Inspired by R.L. Stine’s gory books of the same name, the Netflix trilogy follows a group of friends as they investigate the secrets behind a series of bloody murders in their hometown of Shadyside. This macabre tale isn’t a direct adaptation of any specific Stine novel, though. Instead, director Leigh Janiak teams up with her Honeymoon co-writer to create an entirely new story, the first part of which lands on the streaming platform this Friday. While it probably won’t have you triple checking the locks on your door, it’s likely to keep you entertained enough to come back for more.
Fear Street Part 1: 1994
Fun and a little bit — though not consistently — subversive.
Fear Street Part 1: 1994 plays it relatively straight with its source material’s tone and mood, honoring the delicate balance between horror and humor that continues to draw generations of young readers to Stine’s work, while also paying homage to modern horror classics like Scream. Even if the conventions are familiar, the film manages to excite thanks to an impressive array of young talent, an appropriately suspenseful score and soundtrack, and a heavy dose of ’90s nostalgia.
Shadyside and Sunnyvale, the neighboring towns in the Fear Street universe, couldn’t be more different. While Sunnyvale boasts a storied past, success and prosperity, Shadyside appears more dilapidated, mired in poverty and cursed with cycles of gruesome murders. The film’s opening montage catalogs a few of them, from a milkman who slayed housewives to 12 people massacred at a now-demolished summer camp. The most recent homicide involved Shadyside high schooler Heather (Maya Hawke from Stranger Things), who at the beginning of the film we see working at the mall with her friend Ryan (David W. Thompson). A few scenes later, he stabs her and eight other people.

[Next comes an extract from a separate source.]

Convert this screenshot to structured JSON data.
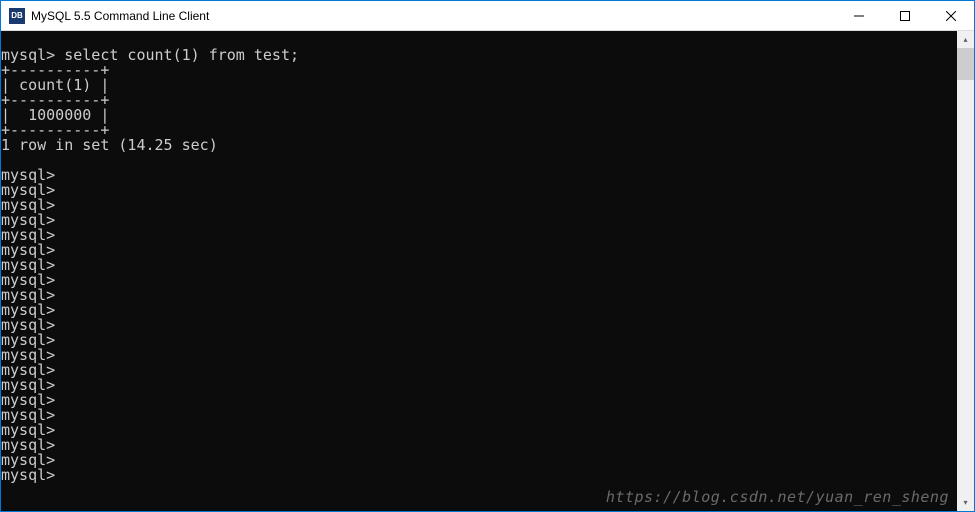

No one knows why Shadyside is cursed, but some suspect that Sarah Fier, a witch burned alive centuries ago, cast a spell on the tiny town. Or at least that’s the theory Josh (Benjamin Flores Jr.) touts in his AOL chat room, where he spends most of his time. He’s Deena’s (Kiana Madeira) younger brother, a kid who can’t look his crush in the eyes but possesses an encyclopedic knowledge of his town’s history and of horror films. Deena, on the other hand, is somber and rougher around the edges. These days, she can be found grieving the end of her relationship with girlfriend Sam (Olivia Scott Welch).
Part 1 gets off to a slow start, with a somewhat clunky setup. There’s the feud between the youth of Sunnyvale and Shadyside, which explains why Deena and Sam broke up. We’re also introduced to Deena’s inner circle, including Katie (Julia Rehwald), the overachieving cheerleader who deals drugs on the side, and Simon (Fred Hechinger), a laid-back blond who helps support his family by working at the grocery store.
The real action doesn’t start until 30 minutes in, when, after a vigil for Heather, a couple of Sunnyvale football players start chasing the bus taking the Shadyside teens home. Deena sees Sam in the passenger seat of the Sunnyvale car and in a fit of rage throws a cooler filled with juice (or something) out of the emergency exit. The move derails the car, which swerves into the woods and crashes into the spot where the witch is supposedly buried. Strange things start to happen shortly thereafter, and it’s up to Deena and her friends to figure out what’s going on.
Like Scream, Fear Street Part 1 is aware of itself: The characters refer to films like Jaws and Poltergeist and are familiar with the tropes of the genre. But it’s clear the flick wants to be more subversive than its predecessors, primarily by replacing the typically white, straight people at the center of these movies with those from historically marginalized backgrounds.
It’s exciting to see a lesbian couple at the heart of a genre movie, especially one geared toward teens, but I wish Deena and Sam’s relationship had more breathing room; I’d trade the overly involved set up and opening murder scene for more time with the two teens. Setting the film in the less LGBTQ-friendly ’90s heightens the risk of their relationship, but we never fully understand what draws them together. The same could be said of the other characters, whose personalities only feel roughly sketched-out.
Fear Street Part 1 wants to be a smart film, and in many ways it is. It’s unclear if the feud between Shadyside and Sunnyvale may have started because of the class differences between its residents — but it is definitely exacerbated by them, and Janiak does a very fine job subtly weaving that analysis throughout the narrative.
Still, wading into this territory requires a certain consideration of the tropes you want to invest in and the ones you want to subvert. Does it make sense to center the historically marginalized yet still peddle certain images and developments — Katie enlisting the two Black girls she’s babysitting to help her package drugs; a Black man arrested with no evidence — without giving much thought to how they might be read? These are seemingly minor inconsistencies, but they’re worth pointing out. Fear Street Part 1 is fun, and hits its marks with sufficient flair — I’m certainly motivated to see the next two installments — but sometimes the key to subversion is in the details.